The Wookie is a causally trained Italian chef in his grandfather's restaurants from a young age.  He is a sometimes competitive chef focusing on an Italian/Mediterranian/Middle-Eastern fusion style.  He usually works with proteins, pasta, and cocktails.  Many of his inspirations come from Alton Brown.
The Lady grew up cooking with her mother, grandmothers, and aunts.  Her style is rooted in British comfort foods, fresh and local ingredients.  She does most of the baking, veggies, and snacks.  Her greatest inspiration comes from reading other food blogs, emails from recipe sites and food magazines, just whatever looks tasty and seasonal!

We both like try new things: flavors, ingredients, styles, equipment, and roles in the kitchen.  Fall flavors are definitely a favorite and we've been cooking a lot recently

Food is central to our relationship, it's the reason we met.  Recently we decided to start sharing our meals and recipes with our friends (mostly via Facebook) and now we're going to be doing this in a more official capacity.

The inspiration:
I recently stumbled across a blog called The Food Librarian who informed me that yesterday was National Bundt Day.  There was an offer to post a picture of a bundt on your own blog or email her a picture and I thought "we could do that."  I have been reading food blogs and websites for the better part of the last four years but never thought of writing my own until yesterday

After 12 or so hours of trying to come up with a name, we finally settled on the one you see here (Kama Foodtra was already taken and the Lady is an art history nerd...don't get me started).  There's not going to be any consistent post schedule but we hope that having an audience will push us to be more creative and prolific in the kitchen.

Banana Bundt Bread with Cinnamon Streusel Crust
I started with an adapted version of this recipe, adding some spices and the streusal crust (blended flour, brown sugar, vanilla sugar, cinnamon and nutmeg with butter and coating the inside of the pan before adding batter).  I had hoped that the streusal (I never spell that word right on the first try) would stay a little crumbly but that didn't work out.  Instead it formed a crispy caramel-like layer around the banana bread, delicious happy accident.
I love this recipe, I used 5 large bananas that had been in my freezer for a month.  It is a very dense bread (weighs a TON) that accepts adaptations very well.  I often make it in the bundt pan because it's pretty that way and I have added various spices to it as well as chocolate chips on occasion.  It has a very rich, banana flavor that also toasts very well.

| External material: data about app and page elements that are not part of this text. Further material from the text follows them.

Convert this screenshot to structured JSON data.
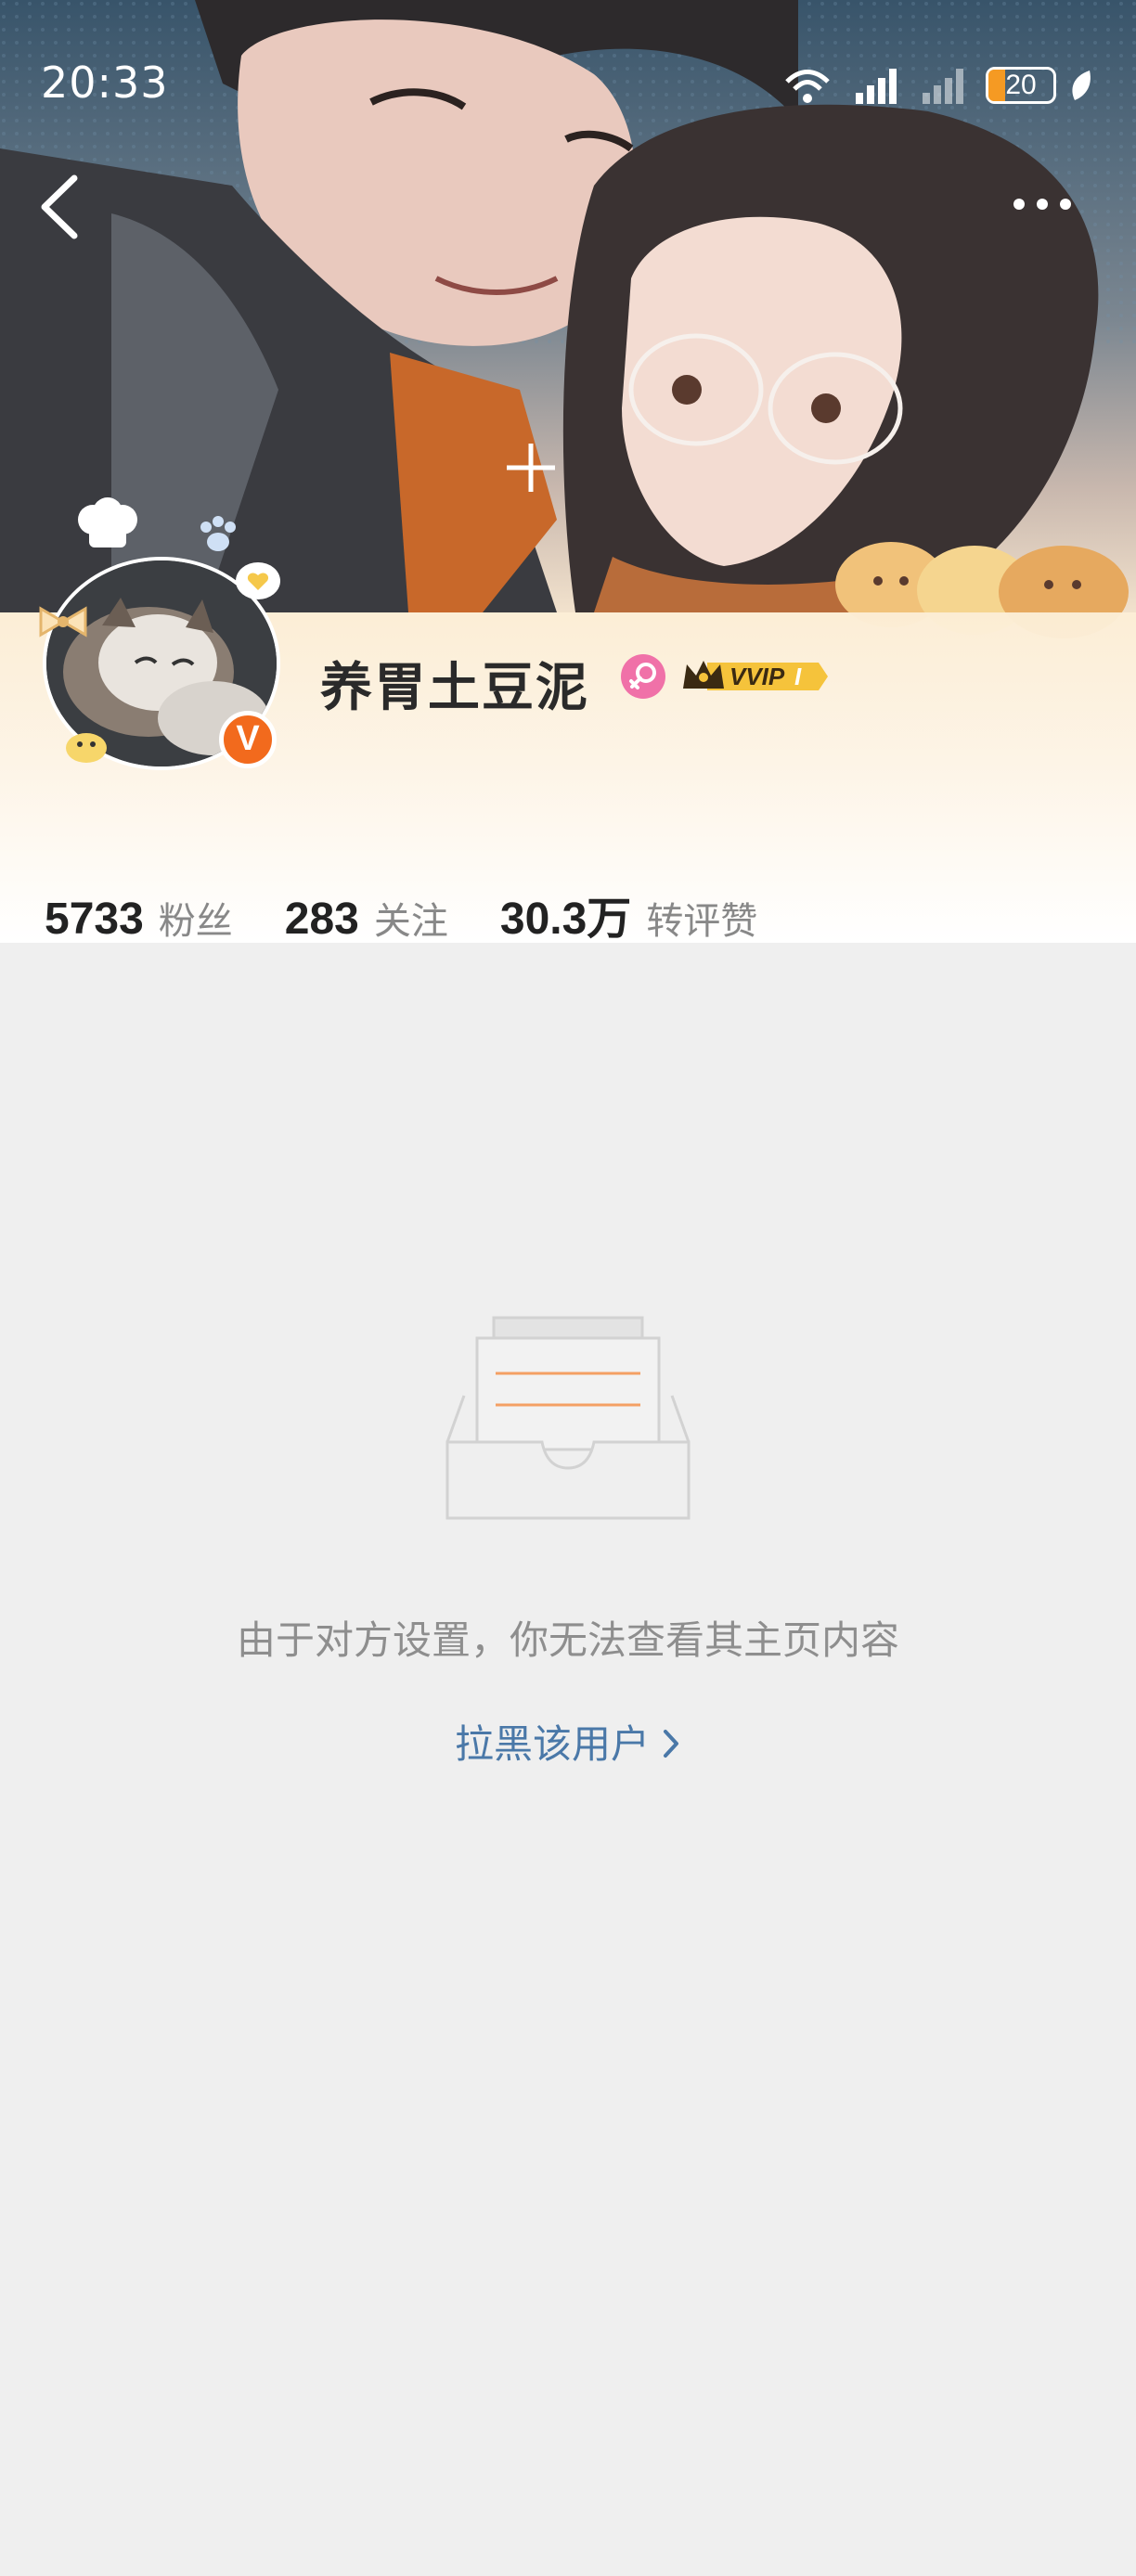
{
  "status_bar": {
    "time": "20:33",
    "battery_level": "20",
    "icons": [
      "wifi-icon",
      "signal-icon",
      "signal-2-icon",
      "battery-icon",
      "leaf-icon"
    ]
  },
  "nav": {
    "back_icon": "chevron-left-icon",
    "more_icon": "more-horizontal-icon"
  },
  "profile": {
    "username": "养胃土豆泥",
    "gender": "female",
    "verified_badge": "V",
    "vip_label": "VVIP",
    "vip_level": "I",
    "colors": {
      "verified": "#f26a1d",
      "gender": "#f071a8",
      "vip_gold": "#f5c33b"
    }
  },
  "stats": [
    {
      "value": "5733",
      "label": "粉丝"
    },
    {
      "value": "283",
      "label": "关注"
    },
    {
      "value": "30.3万",
      "label": "转评赞"
    }
  ],
  "empty_state": {
    "message": "由于对方设置，你无法查看其主页内容",
    "action_label": "拉黑该用户",
    "action_color": "#4a78a8"
  }
}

You can see the streusal crust along the top edge there.
Well, that's it for now, hopefully I'll be able to find the real camera instead of taking pictures with my phone and I can work on my food photography skills.  Wookie says he's going to post his signature cocktail recipe later today and give his own little intro.